Surviving the Season with Asthma
The fall and winter months are filled with some of our favorite holidays, but Michigan’s cold weather can cause problems for people with asthma. It is difficult to enjoy yourself at holiday gatherings when you are coughing, sneezing and struggling from shortness of breath.
Holiday specific asthma triggers include seasonal decorations, cold weather and the “Thanksgiving Effect, ” explains Henry Ford family medicine physician Shazia Qamar, M.D. Know which triggers are explicit to you, and follow these suggestions for a happy holiday.
Cozying up to a warm fire, lighting your favorite gingerbread scented candle and decorating your family’s Christmas tree can all trigger an asthma attack.
- Smoke causes wheezing, so avoid roasting chestnuts on an open fire, and as always, steer clear from cigarette smoke. Likewise, your favorite scented candles and other strong holiday fragrances may cause irritation, triggering asthma symptoms.
- Decking the halls with Christmas trees and poinsettias can cause more harm than holiday cheer. If you have latex allergies, avoid poinsettias, which are a member of the rubber tree family. Mold spores found on the trunk or terpene from the tree sap of a living Christmas tree can cause symptoms like sneezing and itching. Dr. Qamar suggests using an artificial tree or, if you must have the real thing, dry the tree in a garage for a week prior to bringing it inside. Use an air purifier in the room hosting the tree to help eliminate any triggers.

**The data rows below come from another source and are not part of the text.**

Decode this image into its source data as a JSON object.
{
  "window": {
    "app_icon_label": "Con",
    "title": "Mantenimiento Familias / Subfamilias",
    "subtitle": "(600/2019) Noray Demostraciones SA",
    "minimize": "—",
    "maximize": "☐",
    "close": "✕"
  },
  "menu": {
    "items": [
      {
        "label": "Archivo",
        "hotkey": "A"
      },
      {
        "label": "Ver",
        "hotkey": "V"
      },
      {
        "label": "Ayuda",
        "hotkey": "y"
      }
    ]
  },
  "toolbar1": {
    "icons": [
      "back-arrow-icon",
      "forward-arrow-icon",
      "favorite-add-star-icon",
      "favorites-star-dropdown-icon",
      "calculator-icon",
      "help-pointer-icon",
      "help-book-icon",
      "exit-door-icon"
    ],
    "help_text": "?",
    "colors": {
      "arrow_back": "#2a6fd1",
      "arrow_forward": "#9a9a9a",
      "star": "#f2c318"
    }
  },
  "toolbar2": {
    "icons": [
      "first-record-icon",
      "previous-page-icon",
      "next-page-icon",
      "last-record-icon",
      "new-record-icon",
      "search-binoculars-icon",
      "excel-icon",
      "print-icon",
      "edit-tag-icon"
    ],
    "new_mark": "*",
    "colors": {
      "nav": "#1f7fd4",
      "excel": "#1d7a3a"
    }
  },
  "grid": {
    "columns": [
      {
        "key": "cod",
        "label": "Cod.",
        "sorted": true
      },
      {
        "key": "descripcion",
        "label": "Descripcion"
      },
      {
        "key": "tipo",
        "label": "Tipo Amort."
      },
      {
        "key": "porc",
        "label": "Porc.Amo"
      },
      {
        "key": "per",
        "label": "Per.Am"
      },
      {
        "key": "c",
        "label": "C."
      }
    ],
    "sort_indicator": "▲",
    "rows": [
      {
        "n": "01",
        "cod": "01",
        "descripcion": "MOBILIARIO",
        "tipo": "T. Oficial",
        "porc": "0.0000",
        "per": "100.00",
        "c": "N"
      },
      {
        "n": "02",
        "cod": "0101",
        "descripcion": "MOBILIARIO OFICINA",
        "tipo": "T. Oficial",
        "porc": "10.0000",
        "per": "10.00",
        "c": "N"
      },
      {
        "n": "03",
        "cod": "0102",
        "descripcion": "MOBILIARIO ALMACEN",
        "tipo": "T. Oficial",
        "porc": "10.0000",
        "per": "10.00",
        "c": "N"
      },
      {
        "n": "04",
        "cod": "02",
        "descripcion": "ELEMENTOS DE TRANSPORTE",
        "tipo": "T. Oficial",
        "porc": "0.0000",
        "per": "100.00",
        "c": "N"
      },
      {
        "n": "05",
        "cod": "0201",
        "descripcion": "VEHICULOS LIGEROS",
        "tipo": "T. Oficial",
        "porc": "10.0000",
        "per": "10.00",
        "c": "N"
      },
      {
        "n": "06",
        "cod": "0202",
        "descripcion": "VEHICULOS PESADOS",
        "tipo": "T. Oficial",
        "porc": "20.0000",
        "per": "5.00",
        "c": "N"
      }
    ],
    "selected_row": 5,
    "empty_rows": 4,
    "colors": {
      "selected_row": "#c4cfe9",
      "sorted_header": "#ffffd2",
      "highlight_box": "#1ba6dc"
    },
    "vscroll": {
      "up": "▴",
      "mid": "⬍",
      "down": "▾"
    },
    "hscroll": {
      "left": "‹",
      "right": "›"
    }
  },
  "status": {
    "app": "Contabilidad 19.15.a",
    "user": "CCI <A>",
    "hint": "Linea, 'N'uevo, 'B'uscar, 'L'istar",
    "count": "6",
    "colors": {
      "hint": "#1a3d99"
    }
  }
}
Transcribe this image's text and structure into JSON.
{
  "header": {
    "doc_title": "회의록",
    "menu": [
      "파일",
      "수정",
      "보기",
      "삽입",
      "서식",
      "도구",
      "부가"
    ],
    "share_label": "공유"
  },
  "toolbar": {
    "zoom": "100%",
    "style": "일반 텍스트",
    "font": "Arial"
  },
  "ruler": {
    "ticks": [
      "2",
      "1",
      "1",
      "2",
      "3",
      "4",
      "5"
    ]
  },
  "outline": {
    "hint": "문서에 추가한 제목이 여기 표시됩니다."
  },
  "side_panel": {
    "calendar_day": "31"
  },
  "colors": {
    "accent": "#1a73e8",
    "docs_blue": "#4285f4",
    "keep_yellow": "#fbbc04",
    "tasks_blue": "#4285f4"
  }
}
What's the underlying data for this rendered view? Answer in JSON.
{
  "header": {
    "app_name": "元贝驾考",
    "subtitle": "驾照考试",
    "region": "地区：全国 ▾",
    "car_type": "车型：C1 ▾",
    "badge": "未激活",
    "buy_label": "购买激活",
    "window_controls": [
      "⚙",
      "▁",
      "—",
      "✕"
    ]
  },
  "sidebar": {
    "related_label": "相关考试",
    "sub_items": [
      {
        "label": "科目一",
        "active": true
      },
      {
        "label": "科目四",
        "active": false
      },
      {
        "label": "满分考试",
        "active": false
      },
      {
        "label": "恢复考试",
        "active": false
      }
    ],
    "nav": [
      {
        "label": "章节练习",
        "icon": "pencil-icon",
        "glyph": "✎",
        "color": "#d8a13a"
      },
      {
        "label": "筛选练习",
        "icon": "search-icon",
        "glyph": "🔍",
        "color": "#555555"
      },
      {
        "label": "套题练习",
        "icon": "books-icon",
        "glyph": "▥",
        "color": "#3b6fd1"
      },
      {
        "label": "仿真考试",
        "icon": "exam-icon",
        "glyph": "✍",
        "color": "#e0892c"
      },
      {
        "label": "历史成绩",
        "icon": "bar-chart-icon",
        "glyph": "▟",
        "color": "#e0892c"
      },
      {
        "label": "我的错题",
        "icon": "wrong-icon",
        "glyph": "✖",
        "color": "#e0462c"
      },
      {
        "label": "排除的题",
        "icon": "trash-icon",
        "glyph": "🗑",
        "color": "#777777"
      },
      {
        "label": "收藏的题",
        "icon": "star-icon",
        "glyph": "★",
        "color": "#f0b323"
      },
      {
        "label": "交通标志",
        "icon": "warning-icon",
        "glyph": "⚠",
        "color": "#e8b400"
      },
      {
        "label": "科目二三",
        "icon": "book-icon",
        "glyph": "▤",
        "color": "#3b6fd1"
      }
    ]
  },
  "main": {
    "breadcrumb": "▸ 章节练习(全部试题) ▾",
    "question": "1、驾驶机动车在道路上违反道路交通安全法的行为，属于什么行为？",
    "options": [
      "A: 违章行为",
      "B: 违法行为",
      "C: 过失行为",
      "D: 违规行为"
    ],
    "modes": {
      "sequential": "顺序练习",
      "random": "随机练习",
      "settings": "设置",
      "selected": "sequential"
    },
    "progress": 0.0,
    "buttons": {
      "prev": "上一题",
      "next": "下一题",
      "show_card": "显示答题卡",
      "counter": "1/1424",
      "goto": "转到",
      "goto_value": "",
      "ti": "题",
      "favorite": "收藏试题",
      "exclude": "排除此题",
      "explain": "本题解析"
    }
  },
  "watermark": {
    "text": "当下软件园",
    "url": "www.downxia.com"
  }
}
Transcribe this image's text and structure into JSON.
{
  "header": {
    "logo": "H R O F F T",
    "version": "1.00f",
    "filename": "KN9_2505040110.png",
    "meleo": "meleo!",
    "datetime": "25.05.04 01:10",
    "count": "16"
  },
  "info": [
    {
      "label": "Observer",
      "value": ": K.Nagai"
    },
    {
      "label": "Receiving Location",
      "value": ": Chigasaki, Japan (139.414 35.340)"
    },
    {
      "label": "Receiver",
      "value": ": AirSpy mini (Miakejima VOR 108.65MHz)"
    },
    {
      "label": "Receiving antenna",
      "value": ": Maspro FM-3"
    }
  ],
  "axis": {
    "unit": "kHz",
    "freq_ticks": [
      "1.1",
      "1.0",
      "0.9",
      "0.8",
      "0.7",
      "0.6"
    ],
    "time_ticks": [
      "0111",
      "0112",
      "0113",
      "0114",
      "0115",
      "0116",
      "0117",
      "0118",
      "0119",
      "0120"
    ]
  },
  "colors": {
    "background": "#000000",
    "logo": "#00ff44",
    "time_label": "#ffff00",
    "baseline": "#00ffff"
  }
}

- Be sure to wipe off dust from your holiday decorations before using.
Michigan winters can be especially brutal, and for asthma patients, breathing in cold air is a trigger. So what can you do to help? Cover your face with a scarf or a facemask so you are not directly breathing in the cold air, recommends Dr. Qamar. If you breathe through your nose and not your mouth, be sure that your scarf is covering both in order to avoid an asthma attack.
Anything you can do to bundle up and stay warm will make raking leaves or building Frosty the Snowman more enjoyable. It is important to note that moving to warmer climate seldom brings solutions to asthma. Weather changes can affect or trigger other allergies. Dr. Qamar urges to not let the effects of asthma dictate your daily activities. Communicating with your doctor, routine care and checkups will all help in controlling your asthma.
The “Thanksgiving Effect”
If you are a college student returning home or if you are traveling for the holidays, beware of the phenomenon known as the “Thanksgiving Effect. It is common for an individual to lose tolerance to his or her own pet after traveling for a few days. Thus, upon returning home, you may begin sneezing and suddenly have allergy symptoms to your cat or dog that you previously did not notice. Dr. Qamar suggests speaking with your allergist or physician to find ways to control your symptoms.
The best way to stay healthy during the holiday season is to take care of yourself. Manage your stress, annually update your flu and pneumonia vaccinations, drink enough fluids and be sure to acquire a healthy amount of sleep.
Finally, as a precaution, Dr. Qamar recommends always having a backup set of rescue medications.
Dr. Shazia Qamar specializes in family medicine and sees patients of all ages at Henry Ford Medical Center – Chicago Road in Warren.